In the last 20 years, countless people have been displaced and continuously dispossessed by the urban policies of the Turkish government. The government may use the Kahramanmaras earthquakes as a basis for displacement and dispossession in other parts of Turkey as well. Turkey sprawls over an active fault system and is laden with millions of structurally unsound buildings.

Earthquakes may occur naturally, but many of their consequences are human-made and political. The Republic of Turkey is commemorating its 100th year, and the impact of the recent earthquakes is enmeshed in a century-long history of structural and physical violence carried out by the Turkish state against the Kurdish and Alevi people. Regardless of which party comes to power in the May elections, corrupt and authoritarian urban strategies are built into the institutional cultures of the Turkish state as ways of dealing with economic crises and sociopolitical opposition.

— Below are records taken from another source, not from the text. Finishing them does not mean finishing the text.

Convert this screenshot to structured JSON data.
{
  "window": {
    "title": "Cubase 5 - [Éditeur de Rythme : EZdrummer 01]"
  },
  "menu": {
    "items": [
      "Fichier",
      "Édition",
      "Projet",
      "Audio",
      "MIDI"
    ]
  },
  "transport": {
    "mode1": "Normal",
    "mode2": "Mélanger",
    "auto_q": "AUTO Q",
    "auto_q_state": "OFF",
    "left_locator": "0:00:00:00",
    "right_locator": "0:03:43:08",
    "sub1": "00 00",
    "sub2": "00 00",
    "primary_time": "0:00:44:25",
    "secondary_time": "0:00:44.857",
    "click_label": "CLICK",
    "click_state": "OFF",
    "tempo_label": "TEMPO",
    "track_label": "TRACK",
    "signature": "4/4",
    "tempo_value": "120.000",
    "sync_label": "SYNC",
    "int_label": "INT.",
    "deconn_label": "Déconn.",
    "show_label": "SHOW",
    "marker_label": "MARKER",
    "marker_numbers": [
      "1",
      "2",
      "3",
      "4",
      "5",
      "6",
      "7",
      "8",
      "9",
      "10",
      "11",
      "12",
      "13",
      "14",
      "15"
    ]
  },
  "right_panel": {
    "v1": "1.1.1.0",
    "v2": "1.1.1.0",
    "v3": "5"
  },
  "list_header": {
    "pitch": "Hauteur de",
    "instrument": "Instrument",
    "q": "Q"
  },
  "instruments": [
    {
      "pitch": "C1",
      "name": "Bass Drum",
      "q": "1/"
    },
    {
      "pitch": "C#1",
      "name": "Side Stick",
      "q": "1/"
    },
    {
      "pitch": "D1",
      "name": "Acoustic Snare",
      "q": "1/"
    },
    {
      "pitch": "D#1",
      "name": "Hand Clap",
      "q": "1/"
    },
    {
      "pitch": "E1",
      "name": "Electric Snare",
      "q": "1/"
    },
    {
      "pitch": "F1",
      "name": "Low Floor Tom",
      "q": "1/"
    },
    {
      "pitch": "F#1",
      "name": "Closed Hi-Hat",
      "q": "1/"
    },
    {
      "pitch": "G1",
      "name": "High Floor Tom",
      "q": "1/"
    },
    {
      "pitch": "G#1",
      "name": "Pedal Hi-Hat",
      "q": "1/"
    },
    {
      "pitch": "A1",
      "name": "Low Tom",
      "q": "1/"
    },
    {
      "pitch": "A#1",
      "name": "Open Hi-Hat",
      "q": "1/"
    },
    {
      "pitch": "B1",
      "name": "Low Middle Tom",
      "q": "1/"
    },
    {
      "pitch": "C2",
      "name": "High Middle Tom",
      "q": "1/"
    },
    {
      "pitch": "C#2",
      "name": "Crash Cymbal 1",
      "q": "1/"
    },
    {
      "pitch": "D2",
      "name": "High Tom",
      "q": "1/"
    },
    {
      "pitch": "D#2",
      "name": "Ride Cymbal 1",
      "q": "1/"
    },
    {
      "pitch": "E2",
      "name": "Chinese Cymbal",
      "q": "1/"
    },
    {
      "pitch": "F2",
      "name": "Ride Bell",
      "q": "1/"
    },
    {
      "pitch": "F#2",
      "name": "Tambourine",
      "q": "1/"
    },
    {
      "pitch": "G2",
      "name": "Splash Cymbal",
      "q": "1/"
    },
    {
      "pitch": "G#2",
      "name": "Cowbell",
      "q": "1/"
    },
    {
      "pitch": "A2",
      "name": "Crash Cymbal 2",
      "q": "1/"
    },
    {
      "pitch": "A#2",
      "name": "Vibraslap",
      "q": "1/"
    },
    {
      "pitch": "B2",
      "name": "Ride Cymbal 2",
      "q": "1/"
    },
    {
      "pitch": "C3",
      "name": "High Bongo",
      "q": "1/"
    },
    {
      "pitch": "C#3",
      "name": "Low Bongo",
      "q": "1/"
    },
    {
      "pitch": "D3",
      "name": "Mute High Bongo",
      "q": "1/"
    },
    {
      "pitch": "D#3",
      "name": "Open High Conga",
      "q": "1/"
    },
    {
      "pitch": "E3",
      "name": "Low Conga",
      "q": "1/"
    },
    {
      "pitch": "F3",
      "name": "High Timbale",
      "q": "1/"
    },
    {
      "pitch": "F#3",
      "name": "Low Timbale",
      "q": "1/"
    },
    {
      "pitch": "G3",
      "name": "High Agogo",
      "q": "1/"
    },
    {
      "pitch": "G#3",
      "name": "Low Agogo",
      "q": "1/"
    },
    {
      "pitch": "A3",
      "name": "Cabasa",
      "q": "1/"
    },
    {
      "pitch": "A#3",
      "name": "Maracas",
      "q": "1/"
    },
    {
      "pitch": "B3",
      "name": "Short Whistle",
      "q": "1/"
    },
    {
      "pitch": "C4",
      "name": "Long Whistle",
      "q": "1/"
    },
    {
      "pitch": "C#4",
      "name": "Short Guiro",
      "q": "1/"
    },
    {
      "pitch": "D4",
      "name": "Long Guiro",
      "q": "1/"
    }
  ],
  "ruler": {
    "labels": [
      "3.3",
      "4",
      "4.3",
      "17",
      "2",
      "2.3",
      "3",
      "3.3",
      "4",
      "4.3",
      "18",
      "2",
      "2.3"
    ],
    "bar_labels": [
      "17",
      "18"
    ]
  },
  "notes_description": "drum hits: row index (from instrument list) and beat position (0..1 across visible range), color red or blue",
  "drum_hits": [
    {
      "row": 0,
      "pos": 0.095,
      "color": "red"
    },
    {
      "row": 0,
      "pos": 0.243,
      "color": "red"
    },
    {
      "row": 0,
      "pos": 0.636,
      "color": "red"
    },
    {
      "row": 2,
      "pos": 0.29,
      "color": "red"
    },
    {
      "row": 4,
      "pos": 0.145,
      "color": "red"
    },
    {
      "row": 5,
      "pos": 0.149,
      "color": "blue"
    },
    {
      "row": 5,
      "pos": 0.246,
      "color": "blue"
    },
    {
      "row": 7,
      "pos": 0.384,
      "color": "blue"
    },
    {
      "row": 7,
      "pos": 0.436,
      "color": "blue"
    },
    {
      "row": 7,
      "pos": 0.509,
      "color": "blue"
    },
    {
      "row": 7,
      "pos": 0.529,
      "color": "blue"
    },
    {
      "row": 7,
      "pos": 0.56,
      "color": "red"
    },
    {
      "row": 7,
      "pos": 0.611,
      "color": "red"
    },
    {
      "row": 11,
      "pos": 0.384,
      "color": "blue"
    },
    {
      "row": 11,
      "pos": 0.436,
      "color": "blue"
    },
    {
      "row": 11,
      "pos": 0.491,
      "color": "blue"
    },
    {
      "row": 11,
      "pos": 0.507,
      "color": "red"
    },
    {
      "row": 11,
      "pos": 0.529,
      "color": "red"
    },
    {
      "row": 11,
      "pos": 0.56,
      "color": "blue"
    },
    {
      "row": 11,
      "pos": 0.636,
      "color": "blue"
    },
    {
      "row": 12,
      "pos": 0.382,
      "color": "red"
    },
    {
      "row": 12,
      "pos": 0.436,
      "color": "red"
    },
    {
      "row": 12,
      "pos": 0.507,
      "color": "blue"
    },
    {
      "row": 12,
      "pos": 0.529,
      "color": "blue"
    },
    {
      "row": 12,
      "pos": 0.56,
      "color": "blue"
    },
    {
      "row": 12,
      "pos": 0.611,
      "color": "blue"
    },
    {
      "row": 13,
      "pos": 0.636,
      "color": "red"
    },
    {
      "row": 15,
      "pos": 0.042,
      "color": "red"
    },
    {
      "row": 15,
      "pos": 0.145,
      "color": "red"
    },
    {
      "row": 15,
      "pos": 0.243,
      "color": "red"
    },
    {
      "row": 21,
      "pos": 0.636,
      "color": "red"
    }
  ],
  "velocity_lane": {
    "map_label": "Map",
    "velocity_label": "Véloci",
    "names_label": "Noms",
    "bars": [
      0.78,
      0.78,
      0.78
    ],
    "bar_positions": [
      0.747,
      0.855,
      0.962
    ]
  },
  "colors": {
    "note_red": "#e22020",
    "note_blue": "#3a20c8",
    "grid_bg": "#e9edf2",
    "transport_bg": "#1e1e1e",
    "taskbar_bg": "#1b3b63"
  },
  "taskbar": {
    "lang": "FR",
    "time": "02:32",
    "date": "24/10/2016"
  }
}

Today, civil society once again bears the brunt of the devastation, as volunteers work actively on the ground despite government efforts to repress documentation of the disaster’s impact. The Union of Turkish Bar Associations has filed criminal complaints against those involved in the construction and inspection of the collapsed buildings. As the government is rushing to remove the earthquake debris, civil society organizations and volunteers are persistently collecting evidence from the rubble to hold public officials and contractors responsible for the destruction in the region.

The levels of displacement due to the recent earthquakes are already heart-breaking and unimaginable. Preventing further displacement and dispossession demands urgent change in the Turkish government’s urban transformation and reconstruction policies.

Sehrazat G. Mart is a Ph.D. candidate at the University of Notre Dame’s Kroc Institute for International Peace Studies and department of sociology.

Arjin Tas is a prae-doc at the University of Vienna’s department of social and cultural anthropology and sowi:docs fellow at the university’s Vienna Doctoral School of Social Sciences.

Join the Conversation

Commenting on this and other recent articles is just one benefit of a Foreign Policy subscription.

Already a subscriber? .

Join the Conversation

Join the conversation on this and other recent Foreign Policy articles when you subscribe now.

Not your account?

Join the Conversation

Please follow our comment guidelines, stay on topic, and be civil, courteous, and respectful of others’ beliefs.

You are commenting as .

More from Foreign Policy

Keri Russell as Kate Wyler walks by a State Department Seal from a scene in The Diplomat, a new Netflix show about the foreign service.
Keri Russell as Kate Wyler walks by a State Department Seal from a scene in The Diplomat, a new Netflix show about the foreign service.

At Long Last, the Foreign Service Gets the Netflix Treatment

Keri Russell gets Drexel furniture but no Senate confirmation hearing.

Chinese President Xi Jinping and French President Emmanuel Macron speak in the garden of the governor of Guangdong's residence in Guangzhou, China, on April 7.
Chinese President Xi Jinping and French President Emmanuel Macron speak in the garden of the governor of Guangdong's residence in Guangzhou, China, on April 7.

How Macron Is Blocking EU Strategy on Russia and China

As a strategic consensus emerges in Europe, France is in the way.

Chinese President Jiang Zemin greets U.S. President George W. Bush prior to a meeting of APEC leaders in 2001.
Chinese President Jiang Zemin greets U.S. President George W. Bush prior to a meeting of APEC leaders in 2001.

What the Bush-Obama China Memos Reveal

Newly declassified documents contain important lessons for U.S. China policy.

A girl stands atop a destroyed Russian tank.
A girl stands atop a destroyed Russian tank.

Russia’s Boom Business Goes Bust

Moscow’s arms exports have fallen to levels not seen since the Soviet Union’s collapse.